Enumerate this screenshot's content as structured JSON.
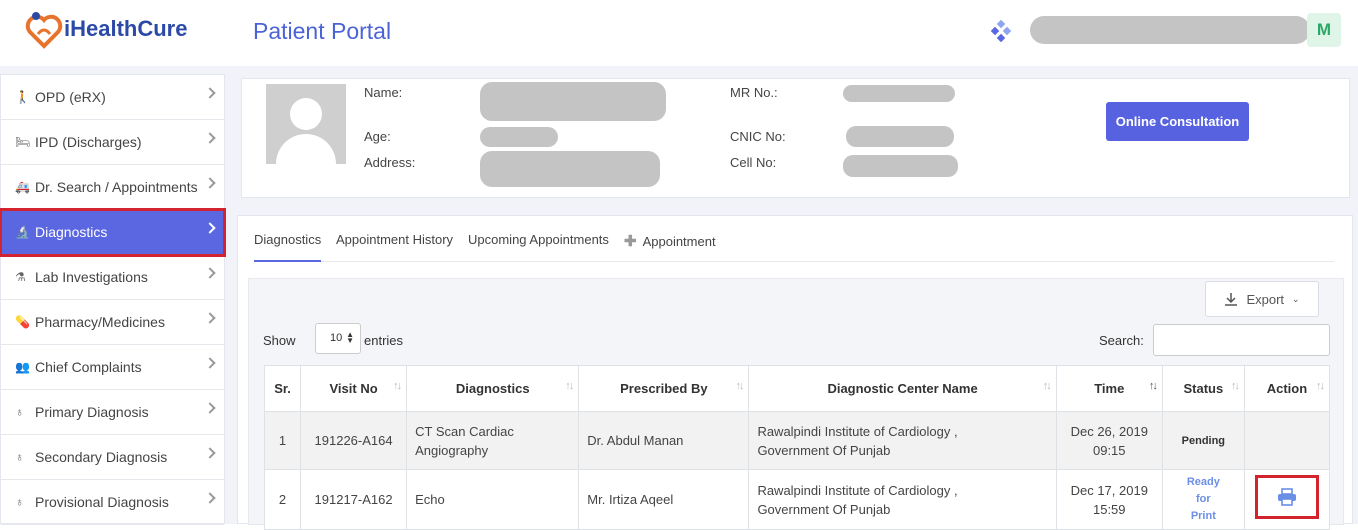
{
  "header": {
    "logo_text": "iHealthCure",
    "portal_title": "Patient Portal",
    "avatar_letter": "M"
  },
  "sidebar": {
    "items": [
      {
        "label": "OPD (eRX)",
        "icon": "walk-icon"
      },
      {
        "label": "IPD (Discharges)",
        "icon": "bed-icon"
      },
      {
        "label": "Dr. Search / Appointments",
        "icon": "ambulance-icon"
      },
      {
        "label": "Diagnostics",
        "icon": "microscope-icon",
        "active": true
      },
      {
        "label": "Lab Investigations",
        "icon": "flask-icon"
      },
      {
        "label": "Pharmacy/Medicines",
        "icon": "pill-icon"
      },
      {
        "label": "Chief Complaints",
        "icon": "people-icon"
      },
      {
        "label": "Primary Diagnosis",
        "icon": "stethoscope-icon"
      },
      {
        "label": "Secondary Diagnosis",
        "icon": "stethoscope-icon"
      },
      {
        "label": "Provisional Diagnosis",
        "icon": "stethoscope-icon"
      }
    ]
  },
  "profile": {
    "name_label": "Name:",
    "age_label": "Age:",
    "address_label": "Address:",
    "mr_label": "MR No.:",
    "cnic_label": "CNIC No:",
    "cell_label": "Cell No:",
    "online_consultation": "Online Consultation"
  },
  "tabs": {
    "diagnostics": "Diagnostics",
    "appointment_history": "Appointment History",
    "upcoming": "Upcoming Appointments",
    "appointment": "Appointment"
  },
  "table_controls": {
    "export": "Export",
    "show": "Show",
    "entries_value": "10",
    "entries": "entries",
    "search": "Search:"
  },
  "table": {
    "headers": [
      "Sr.",
      "Visit No",
      "Diagnostics",
      "Prescribed By",
      "Diagnostic Center Name",
      "Time",
      "Status",
      "Action"
    ],
    "rows": [
      {
        "sr": "1",
        "visit": "191226-A164",
        "diag1": "CT Scan Cardiac",
        "diag2": "Angiography",
        "prescribed": "Dr. Abdul Manan",
        "center1": "Rawalpindi Institute of Cardiology ,",
        "center2": "Government Of Punjab",
        "date": "Dec 26, 2019",
        "time": "09:15",
        "status": "Pending"
      },
      {
        "sr": "2",
        "visit": "191217-A162",
        "diag1": "Echo",
        "diag2": "",
        "prescribed": "Mr. Irtiza Aqeel",
        "center1": "Rawalpindi Institute of Cardiology ,",
        "center2": "Government Of Punjab",
        "date": "Dec 17, 2019",
        "time": "15:59",
        "status1": "Ready",
        "status2": "for",
        "status3": "Print"
      }
    ]
  },
  "colors": {
    "accent": "#5b67e0",
    "highlight": "#d3232e",
    "brand": "#2b4aa8"
  }
}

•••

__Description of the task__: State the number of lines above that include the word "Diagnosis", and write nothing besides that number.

__Reply__: 3